            The change affecting the largest number of people is the elimination of the possibility of a jail sentence for the first offense possession of ten grams or less of marijuana.  While relatively few such cases result in jail sentences now, there are at least two counties in Missouri where every single misdemeanor marijuana or paraphernalia guilty plea results in a sentence of five days served in jail.  That will no longer happen starting January 1.

            In addition, the laws prohibiting the cultivation and distribution of marijuana will carry reduced penalties in the future.  Currently, any distribution or cultivation of marijuana, or even the attempt to do so, carries a range of punishment of five to fifteen years in the Missouri Department of Corrections.  Under the new Criminal Code, the maximum punishment for first such offenses will be ten years.

            Perhaps most importantly, the new Criminal Code eliminates the “prior and persistent drug offender” law.  This law allows prosecutors to charge defendants who have two or more prior drug felonies in such a manner that they face a range of punishment of ten to thirty years or life in prison.  That sentence must be served without the possibility of probation or parole!

            This is the law under which Jeff Mizanskey was sentenced to serve life without parole in prison for his third small marijuana law violation.  Jeff has no other criminal convictions whatsoever, but he was ordered to serve life without possibility of ever leaving prison under the law which will be repealed January 1.

            In 2015, marijuana law reform advocates, including NORML and Show-Me Cannabis, were able to persuade Governor Nixon to grant Jeff a commutation of his sentence which made him eligible for parole.  I had the privilege of representing Jeff in his parole hearing.  He was released from prison only a few days after that hearing took place, on September 1, 2015.         

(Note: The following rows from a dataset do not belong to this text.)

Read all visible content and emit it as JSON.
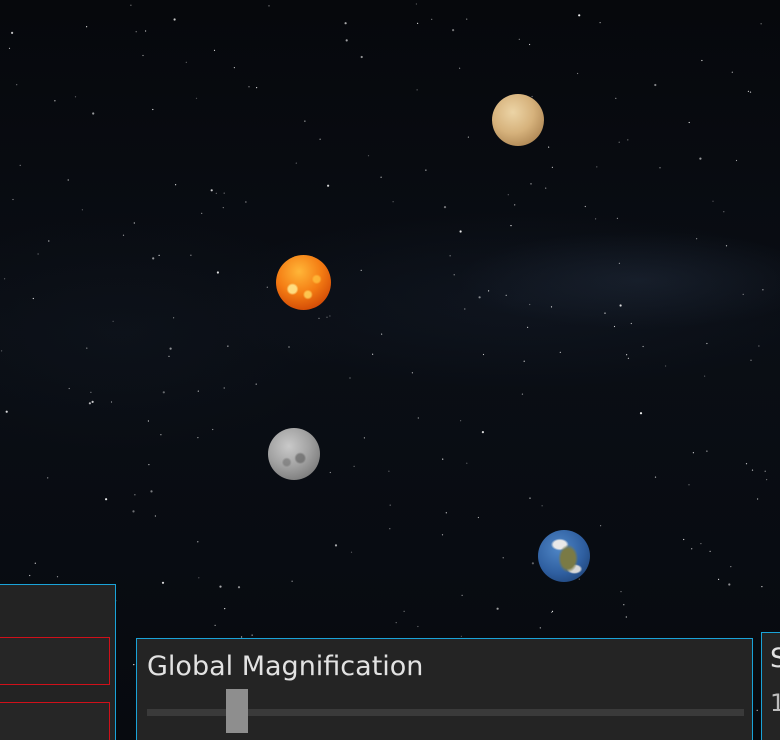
{
  "scene": {
    "planets": [
      {
        "id": "venus",
        "icon": "venus-planet-icon"
      },
      {
        "id": "sun",
        "icon": "sun-icon"
      },
      {
        "id": "mercury",
        "icon": "mercury-planet-icon"
      },
      {
        "id": "earth",
        "icon": "earth-planet-icon"
      }
    ]
  },
  "magnification": {
    "label": "Global Magnification",
    "slider_fraction": 0.15
  },
  "right_panel": {
    "label": "S",
    "value": "1"
  },
  "colors": {
    "panel_border": "#1aa3d8",
    "panel_background": "#242424",
    "field_border_error": "#d0101a",
    "slider_thumb": "#8e8e8e"
  }
}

            NORML, Show-Me Cannabis, ACLU and others will continue to work in 2017, both in the legislature and through the Initiative process, to continue the progress we have made in recent years.  Now is an excellent time to make a monthly pledge of support to NORML in the coming year at http://monorml.com/donation/.

Facebooktwitterredditpinterestlinkedinmail